* **Problem to work on**: The entries below should be given again exactly, minus their pictures.

- - -

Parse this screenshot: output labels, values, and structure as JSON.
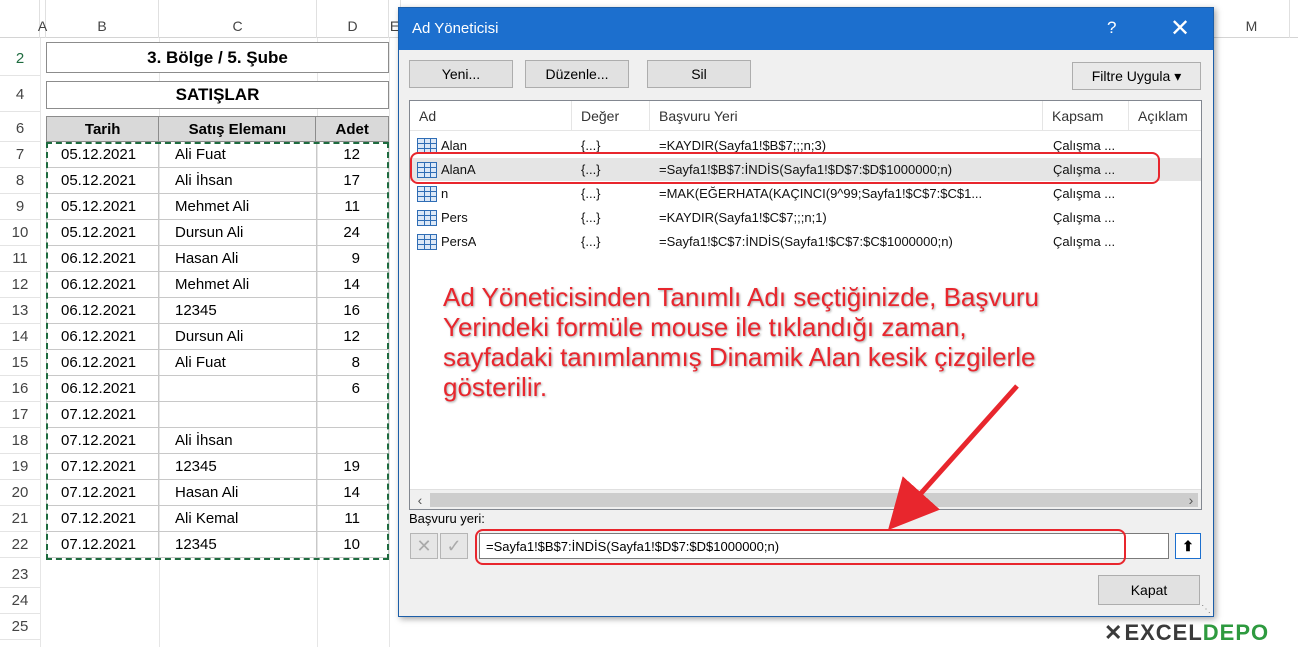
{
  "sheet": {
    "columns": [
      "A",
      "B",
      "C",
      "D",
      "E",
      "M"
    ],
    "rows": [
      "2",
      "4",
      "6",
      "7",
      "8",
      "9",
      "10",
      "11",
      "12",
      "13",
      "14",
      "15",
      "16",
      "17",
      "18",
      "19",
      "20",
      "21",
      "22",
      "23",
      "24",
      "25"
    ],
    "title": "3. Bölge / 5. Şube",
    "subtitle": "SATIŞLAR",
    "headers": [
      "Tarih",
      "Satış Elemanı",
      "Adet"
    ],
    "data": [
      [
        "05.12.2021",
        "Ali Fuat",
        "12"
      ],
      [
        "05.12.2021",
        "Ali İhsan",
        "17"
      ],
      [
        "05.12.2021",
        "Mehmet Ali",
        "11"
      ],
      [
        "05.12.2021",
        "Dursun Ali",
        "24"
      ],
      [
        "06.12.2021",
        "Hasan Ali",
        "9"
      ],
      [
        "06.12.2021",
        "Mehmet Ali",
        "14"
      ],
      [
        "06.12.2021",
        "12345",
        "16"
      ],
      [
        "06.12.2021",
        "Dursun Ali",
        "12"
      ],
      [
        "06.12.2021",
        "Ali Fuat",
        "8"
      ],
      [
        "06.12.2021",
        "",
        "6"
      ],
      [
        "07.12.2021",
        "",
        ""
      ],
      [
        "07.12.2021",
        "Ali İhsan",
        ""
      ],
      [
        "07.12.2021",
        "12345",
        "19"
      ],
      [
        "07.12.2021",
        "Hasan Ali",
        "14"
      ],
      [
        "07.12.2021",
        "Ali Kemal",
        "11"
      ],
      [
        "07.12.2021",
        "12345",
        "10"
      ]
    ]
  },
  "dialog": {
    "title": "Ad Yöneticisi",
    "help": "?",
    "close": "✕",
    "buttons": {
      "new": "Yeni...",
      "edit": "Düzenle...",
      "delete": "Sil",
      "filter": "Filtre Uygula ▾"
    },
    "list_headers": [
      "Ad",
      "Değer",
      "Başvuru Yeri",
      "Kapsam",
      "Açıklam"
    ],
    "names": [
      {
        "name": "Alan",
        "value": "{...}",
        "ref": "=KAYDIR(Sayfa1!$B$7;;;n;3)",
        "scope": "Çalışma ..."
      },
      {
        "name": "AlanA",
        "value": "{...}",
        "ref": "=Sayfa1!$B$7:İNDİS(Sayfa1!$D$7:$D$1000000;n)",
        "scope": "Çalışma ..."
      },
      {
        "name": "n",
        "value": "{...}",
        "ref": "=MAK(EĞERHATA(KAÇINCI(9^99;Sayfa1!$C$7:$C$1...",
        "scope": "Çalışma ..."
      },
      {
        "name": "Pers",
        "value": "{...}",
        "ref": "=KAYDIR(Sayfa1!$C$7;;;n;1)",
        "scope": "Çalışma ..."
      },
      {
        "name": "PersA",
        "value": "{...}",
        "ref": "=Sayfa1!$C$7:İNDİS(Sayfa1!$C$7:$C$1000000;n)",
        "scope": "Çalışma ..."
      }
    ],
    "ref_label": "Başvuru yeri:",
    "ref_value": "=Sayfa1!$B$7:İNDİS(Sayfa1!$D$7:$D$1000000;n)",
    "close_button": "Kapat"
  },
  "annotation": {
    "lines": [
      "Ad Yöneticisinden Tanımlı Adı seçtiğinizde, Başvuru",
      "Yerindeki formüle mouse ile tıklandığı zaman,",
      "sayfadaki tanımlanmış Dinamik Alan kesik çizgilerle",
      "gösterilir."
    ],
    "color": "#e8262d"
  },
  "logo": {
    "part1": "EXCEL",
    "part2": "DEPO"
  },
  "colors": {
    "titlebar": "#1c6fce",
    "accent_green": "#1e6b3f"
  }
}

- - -

* **Solution**:
Parse this screenshot: output labels, values, and structure as JSON.
{
  "sheet": {
    "columns": [
      "A",
      "B",
      "C",
      "D",
      "E",
      "M"
    ],
    "rows": [
      "2",
      "4",
      "6",
      "7",
      "8",
      "9",
      "10",
      "11",
      "12",
      "13",
      "14",
      "15",
      "16",
      "17",
      "18",
      "19",
      "20",
      "21",
      "22",
      "23",
      "24",
      "25"
    ],
    "title": "3. Bölge / 5. Şube",
    "subtitle": "SATIŞLAR",
    "headers": [
      "Tarih",
      "Satış Elemanı",
      "Adet"
    ],
    "data": [
      [
        "05.12.2021",
        "Ali Fuat",
        "12"
      ],
      [
        "05.12.2021",
        "Ali İhsan",
        "17"
      ],
      [
        "05.12.2021",
        "Mehmet Ali",
        "11"
      ],
      [
        "05.12.2021",
        "Dursun Ali",
        "24"
      ],
      [
        "06.12.2021",
        "Hasan Ali",
        "9"
      ],
      [
        "06.12.2021",
        "Mehmet Ali",
        "14"
      ],
      [
        "06.12.2021",
        "12345",
        "16"
      ],
      [
        "06.12.2021",
        "Dursun Ali",
        "12"
      ],
      [
        "06.12.2021",
        "Ali Fuat",
        "8"
      ],
      [
        "06.12.2021",
        "",
        "6"
      ],
      [
        "07.12.2021",
        "",
        ""
      ],
      [
        "07.12.2021",
        "Ali İhsan",
        ""
      ],
      [
        "07.12.2021",
        "12345",
        "19"
      ],
      [
        "07.12.2021",
        "Hasan Ali",
        "14"
      ],
      [
        "07.12.2021",
        "Ali Kemal",
        "11"
      ],
      [
        "07.12.2021",
        "12345",
        "10"
      ]
    ]
  },
  "dialog": {
    "title": "Ad Yöneticisi",
    "help": "?",
    "close": "✕",
    "buttons": {
      "new": "Yeni...",
      "edit": "Düzenle...",
      "delete": "Sil",
      "filter": "Filtre Uygula ▾"
    },
    "list_headers": [
      "Ad",
      "Değer",
      "Başvuru Yeri",
      "Kapsam",
      "Açıklam"
    ],
    "names": [
      {
        "name": "Alan",
        "value": "{...}",
        "ref": "=KAYDIR(Sayfa1!$B$7;;;n;3)",
        "scope": "Çalışma ..."
      },
      {
        "name": "AlanA",
        "value": "{...}",
        "ref": "=Sayfa1!$B$7:İNDİS(Sayfa1!$D$7:$D$1000000;n)",
        "scope": "Çalışma ..."
      },
      {
        "name": "n",
        "value": "{...}",
        "ref": "=MAK(EĞERHATA(KAÇINCI(9^99;Sayfa1!$C$7:$C$1...",
        "scope": "Çalışma ..."
      },
      {
        "name": "Pers",
        "value": "{...}",
        "ref": "=KAYDIR(Sayfa1!$C$7;;;n;1)",
        "scope": "Çalışma ..."
      },
      {
        "name": "PersA",
        "value": "{...}",
        "ref": "=Sayfa1!$C$7:İNDİS(Sayfa1!$C$7:$C$1000000;n)",
        "scope": "Çalışma ..."
      }
    ],
    "ref_label": "Başvuru yeri:",
    "ref_value": "=Sayfa1!$B$7:İNDİS(Sayfa1!$D$7:$D$1000000;n)",
    "close_button": "Kapat"
  },
  "annotation": {
    "lines": [
      "Ad Yöneticisinden Tanımlı Adı seçtiğinizde, Başvuru",
      "Yerindeki formüle mouse ile tıklandığı zaman,",
      "sayfadaki tanımlanmış Dinamik Alan kesik çizgilerle",
      "gösterilir."
    ],
    "color": "#e8262d"
  },
  "logo": {
    "part1": "EXCEL",
    "part2": "DEPO"
  },
  "colors": {
    "titlebar": "#1c6fce",
    "accent_green": "#1e6b3f"
  }
}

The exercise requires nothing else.